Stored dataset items
++++++++++++++++++++

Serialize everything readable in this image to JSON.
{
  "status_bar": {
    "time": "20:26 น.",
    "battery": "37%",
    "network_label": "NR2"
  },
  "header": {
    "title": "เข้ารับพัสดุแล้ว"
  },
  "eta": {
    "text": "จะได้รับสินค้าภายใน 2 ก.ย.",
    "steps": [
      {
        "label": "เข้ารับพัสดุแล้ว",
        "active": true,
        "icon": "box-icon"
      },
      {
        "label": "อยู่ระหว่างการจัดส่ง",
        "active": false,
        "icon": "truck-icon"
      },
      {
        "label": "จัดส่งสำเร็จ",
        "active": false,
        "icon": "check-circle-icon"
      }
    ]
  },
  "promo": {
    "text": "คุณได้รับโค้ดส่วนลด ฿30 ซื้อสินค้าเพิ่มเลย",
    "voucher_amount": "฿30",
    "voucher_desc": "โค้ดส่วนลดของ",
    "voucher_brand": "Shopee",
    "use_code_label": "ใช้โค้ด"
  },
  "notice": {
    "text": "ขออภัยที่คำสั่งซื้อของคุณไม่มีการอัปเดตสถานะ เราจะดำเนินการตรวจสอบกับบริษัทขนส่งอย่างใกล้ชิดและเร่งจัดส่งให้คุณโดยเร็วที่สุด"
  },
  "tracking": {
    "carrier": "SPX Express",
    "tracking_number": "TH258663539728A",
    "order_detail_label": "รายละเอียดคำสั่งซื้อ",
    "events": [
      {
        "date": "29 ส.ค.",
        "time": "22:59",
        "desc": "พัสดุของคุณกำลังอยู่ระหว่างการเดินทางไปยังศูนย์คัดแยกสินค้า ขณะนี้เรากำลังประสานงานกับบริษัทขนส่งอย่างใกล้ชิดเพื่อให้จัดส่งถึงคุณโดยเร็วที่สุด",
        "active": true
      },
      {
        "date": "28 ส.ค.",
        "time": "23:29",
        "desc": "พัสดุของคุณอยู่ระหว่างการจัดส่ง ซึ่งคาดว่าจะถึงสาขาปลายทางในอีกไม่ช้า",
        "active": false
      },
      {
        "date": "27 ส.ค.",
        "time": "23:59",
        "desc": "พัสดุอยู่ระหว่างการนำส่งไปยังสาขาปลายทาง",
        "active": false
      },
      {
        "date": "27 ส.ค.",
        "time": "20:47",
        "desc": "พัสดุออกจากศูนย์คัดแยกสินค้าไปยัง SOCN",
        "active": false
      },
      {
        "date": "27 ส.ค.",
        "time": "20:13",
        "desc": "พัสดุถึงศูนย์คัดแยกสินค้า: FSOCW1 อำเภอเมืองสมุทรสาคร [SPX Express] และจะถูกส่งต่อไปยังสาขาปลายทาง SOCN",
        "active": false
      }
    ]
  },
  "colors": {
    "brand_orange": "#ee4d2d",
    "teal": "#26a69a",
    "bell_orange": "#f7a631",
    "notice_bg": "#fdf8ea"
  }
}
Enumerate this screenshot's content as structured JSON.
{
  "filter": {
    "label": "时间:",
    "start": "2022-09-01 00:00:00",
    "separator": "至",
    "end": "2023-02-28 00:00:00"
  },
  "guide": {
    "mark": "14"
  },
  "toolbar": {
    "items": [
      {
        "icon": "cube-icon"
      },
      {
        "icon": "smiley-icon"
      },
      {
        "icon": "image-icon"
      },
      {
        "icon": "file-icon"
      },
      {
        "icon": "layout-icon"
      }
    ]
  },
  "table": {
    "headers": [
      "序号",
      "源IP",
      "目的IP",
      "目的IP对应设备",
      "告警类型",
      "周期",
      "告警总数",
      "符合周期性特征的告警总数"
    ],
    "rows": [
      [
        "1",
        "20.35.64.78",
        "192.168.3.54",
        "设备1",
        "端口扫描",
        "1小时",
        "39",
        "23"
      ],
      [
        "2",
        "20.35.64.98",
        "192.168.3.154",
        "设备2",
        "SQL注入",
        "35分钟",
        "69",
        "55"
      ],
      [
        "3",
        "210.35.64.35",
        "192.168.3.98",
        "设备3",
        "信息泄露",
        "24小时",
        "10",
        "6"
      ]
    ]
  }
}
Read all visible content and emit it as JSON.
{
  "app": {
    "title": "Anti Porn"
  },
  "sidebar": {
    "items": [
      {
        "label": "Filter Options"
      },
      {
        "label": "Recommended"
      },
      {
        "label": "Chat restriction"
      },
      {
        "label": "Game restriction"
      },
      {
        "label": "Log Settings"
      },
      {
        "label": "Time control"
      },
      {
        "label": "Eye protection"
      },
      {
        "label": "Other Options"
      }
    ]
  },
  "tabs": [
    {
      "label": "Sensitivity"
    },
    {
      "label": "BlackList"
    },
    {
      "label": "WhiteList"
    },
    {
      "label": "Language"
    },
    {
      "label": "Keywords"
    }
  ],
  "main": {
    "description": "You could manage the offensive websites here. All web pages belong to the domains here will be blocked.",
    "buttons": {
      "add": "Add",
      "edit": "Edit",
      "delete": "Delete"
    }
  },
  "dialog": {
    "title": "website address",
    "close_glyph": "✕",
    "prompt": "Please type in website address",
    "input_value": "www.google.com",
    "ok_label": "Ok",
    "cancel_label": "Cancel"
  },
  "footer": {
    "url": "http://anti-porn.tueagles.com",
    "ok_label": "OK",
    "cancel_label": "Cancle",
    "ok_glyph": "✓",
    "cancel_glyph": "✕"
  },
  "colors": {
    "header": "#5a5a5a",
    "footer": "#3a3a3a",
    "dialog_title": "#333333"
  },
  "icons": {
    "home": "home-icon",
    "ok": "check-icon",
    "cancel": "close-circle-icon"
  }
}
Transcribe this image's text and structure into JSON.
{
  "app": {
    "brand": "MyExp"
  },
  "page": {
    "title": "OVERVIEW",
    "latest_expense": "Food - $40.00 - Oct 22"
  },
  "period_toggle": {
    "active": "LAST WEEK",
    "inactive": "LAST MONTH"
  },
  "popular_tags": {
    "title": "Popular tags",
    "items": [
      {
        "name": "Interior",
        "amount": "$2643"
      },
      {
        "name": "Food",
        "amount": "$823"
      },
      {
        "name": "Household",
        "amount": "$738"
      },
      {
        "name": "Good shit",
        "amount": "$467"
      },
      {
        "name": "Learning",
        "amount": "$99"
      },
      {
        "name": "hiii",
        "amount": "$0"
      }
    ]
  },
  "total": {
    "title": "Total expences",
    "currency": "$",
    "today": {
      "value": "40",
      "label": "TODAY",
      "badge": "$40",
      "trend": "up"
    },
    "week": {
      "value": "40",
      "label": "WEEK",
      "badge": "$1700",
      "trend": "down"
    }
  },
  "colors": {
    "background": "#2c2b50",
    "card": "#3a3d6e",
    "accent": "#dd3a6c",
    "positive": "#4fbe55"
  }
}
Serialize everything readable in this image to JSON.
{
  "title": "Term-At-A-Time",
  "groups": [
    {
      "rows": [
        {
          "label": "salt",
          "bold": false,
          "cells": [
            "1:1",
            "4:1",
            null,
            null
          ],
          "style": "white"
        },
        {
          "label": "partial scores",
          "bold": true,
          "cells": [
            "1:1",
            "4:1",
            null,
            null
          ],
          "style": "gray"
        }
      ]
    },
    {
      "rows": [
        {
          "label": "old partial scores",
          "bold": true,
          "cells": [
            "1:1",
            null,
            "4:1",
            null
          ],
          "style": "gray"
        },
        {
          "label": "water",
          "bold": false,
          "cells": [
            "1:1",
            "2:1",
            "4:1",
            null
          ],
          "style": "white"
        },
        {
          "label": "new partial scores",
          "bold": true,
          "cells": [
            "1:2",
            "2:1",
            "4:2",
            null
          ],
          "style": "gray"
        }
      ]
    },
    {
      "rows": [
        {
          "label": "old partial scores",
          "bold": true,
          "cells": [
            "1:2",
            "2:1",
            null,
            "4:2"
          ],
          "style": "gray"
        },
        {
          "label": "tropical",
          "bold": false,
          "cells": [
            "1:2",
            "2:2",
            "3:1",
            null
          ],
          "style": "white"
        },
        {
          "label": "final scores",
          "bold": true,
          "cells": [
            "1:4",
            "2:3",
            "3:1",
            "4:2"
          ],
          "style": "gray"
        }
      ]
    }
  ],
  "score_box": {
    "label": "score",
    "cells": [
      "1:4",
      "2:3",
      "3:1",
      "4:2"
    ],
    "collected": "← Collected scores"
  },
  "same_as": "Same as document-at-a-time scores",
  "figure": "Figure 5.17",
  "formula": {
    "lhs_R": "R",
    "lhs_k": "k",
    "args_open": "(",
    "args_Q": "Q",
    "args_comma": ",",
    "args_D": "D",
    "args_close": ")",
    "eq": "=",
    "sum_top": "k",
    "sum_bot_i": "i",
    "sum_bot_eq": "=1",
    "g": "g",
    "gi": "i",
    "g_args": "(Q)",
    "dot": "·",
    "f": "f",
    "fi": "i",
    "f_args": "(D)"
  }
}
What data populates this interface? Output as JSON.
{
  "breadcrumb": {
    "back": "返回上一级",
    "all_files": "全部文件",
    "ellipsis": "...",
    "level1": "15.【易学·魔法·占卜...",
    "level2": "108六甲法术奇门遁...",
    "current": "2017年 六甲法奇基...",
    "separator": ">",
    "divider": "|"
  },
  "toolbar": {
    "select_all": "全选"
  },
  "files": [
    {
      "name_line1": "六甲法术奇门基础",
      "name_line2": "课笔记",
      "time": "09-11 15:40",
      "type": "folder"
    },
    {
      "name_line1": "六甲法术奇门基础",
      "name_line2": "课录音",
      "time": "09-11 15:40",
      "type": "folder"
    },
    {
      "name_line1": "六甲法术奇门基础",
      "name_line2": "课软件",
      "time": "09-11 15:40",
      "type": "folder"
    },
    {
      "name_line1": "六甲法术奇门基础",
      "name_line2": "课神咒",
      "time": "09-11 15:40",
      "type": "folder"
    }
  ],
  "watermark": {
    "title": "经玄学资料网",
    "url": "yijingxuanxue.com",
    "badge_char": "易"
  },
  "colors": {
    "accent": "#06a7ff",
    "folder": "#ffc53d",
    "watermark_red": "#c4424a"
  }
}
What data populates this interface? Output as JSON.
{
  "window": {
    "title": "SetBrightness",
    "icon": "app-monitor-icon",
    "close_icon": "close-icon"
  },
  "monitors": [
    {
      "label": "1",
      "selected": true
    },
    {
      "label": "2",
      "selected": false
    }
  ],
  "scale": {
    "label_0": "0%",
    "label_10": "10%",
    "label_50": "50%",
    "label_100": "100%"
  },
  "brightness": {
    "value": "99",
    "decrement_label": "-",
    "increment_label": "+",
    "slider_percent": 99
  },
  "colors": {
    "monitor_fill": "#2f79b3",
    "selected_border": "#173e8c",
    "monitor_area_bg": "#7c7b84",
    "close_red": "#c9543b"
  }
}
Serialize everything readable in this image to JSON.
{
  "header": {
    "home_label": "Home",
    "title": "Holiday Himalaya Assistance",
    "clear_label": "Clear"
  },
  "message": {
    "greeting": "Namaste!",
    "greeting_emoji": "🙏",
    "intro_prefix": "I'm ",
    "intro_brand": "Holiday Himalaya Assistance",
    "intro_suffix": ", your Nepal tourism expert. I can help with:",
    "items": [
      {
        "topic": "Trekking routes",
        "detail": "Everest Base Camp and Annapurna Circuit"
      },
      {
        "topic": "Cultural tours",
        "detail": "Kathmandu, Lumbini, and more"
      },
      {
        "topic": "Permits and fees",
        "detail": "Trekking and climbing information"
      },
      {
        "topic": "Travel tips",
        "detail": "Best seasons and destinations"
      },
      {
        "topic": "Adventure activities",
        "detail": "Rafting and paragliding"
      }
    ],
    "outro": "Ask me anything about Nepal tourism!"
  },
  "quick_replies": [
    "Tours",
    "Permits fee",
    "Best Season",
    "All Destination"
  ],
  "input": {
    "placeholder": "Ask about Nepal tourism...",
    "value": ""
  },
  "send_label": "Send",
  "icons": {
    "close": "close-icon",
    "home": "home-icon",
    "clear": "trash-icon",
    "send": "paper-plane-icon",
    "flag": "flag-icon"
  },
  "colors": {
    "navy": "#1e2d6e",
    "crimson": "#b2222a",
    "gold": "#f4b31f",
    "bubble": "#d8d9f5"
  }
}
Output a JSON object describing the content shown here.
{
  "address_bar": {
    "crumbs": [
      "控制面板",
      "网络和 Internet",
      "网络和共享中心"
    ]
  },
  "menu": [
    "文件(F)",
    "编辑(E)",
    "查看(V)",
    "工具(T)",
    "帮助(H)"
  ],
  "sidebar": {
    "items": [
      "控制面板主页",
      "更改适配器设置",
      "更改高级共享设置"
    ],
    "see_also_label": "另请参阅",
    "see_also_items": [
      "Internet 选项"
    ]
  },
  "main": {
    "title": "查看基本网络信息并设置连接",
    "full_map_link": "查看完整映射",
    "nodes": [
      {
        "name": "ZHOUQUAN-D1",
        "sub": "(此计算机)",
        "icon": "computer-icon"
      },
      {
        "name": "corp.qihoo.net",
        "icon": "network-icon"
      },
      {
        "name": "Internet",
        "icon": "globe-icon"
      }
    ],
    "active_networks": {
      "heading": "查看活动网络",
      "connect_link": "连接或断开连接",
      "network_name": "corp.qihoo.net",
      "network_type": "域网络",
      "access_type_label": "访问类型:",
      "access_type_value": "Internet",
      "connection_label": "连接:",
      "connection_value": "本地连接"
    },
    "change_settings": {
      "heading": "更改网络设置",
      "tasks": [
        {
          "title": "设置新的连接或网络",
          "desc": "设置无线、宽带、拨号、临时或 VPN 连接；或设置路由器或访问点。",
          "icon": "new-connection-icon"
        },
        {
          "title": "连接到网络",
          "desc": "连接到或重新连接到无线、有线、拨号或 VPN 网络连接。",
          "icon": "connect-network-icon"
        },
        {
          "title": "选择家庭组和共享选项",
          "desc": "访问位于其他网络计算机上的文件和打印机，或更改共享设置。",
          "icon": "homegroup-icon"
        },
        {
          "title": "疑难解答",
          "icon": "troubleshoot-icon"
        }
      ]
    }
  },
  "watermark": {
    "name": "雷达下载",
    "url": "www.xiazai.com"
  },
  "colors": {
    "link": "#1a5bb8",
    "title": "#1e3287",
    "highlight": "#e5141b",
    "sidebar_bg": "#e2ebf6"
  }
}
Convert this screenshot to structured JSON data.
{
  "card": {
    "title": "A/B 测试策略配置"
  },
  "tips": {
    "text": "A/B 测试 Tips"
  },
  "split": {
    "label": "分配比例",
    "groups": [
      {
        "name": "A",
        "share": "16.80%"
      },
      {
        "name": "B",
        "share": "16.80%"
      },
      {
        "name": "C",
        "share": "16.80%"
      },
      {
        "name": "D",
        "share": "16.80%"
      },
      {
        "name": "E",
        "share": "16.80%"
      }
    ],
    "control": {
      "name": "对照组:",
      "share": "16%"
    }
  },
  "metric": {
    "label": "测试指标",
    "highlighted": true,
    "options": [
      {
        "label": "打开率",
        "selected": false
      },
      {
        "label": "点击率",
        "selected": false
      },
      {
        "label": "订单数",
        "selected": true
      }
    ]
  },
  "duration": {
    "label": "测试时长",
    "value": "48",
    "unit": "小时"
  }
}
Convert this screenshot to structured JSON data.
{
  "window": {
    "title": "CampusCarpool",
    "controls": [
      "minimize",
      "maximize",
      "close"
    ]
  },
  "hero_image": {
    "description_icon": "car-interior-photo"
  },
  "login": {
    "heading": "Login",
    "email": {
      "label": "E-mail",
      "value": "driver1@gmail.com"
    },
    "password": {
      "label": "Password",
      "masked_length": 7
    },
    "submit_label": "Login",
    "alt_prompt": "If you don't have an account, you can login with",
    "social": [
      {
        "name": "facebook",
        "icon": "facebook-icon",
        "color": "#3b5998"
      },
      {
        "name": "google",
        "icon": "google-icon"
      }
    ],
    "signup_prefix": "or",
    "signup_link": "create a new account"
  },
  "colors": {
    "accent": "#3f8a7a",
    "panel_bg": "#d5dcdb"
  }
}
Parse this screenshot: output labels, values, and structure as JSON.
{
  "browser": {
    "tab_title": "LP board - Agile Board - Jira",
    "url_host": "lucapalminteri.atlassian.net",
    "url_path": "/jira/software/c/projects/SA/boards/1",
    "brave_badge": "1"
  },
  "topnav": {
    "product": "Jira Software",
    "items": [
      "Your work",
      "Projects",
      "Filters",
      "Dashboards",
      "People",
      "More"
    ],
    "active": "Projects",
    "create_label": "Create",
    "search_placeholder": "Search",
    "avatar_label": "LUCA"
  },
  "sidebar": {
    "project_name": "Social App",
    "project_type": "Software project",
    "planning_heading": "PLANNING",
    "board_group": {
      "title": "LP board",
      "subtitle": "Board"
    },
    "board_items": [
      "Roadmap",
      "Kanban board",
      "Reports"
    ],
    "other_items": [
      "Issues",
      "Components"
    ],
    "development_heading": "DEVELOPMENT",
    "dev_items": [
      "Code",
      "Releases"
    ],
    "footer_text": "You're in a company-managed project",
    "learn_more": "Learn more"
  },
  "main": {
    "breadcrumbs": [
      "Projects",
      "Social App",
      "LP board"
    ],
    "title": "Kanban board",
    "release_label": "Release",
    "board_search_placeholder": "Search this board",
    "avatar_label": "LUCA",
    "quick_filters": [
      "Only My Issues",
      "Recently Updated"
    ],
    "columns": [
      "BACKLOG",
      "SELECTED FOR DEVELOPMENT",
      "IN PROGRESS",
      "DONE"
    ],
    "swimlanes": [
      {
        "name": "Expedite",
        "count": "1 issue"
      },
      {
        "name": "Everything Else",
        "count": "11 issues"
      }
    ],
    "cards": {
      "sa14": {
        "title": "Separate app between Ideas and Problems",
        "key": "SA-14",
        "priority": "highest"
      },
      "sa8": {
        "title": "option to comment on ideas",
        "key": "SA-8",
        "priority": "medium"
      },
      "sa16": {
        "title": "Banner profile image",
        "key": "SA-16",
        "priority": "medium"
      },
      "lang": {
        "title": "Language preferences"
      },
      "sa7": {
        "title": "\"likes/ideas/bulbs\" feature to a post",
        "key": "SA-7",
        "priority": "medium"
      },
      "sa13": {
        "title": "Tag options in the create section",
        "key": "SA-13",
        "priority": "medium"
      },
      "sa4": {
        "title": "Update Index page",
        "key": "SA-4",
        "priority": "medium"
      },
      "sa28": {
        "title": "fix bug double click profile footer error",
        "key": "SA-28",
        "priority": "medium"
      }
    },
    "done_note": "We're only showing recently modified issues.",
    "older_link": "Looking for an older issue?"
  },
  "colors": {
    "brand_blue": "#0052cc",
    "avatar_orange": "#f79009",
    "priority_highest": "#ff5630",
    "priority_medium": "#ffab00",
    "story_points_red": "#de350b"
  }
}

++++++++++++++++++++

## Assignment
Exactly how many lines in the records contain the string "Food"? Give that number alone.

## Written solution
2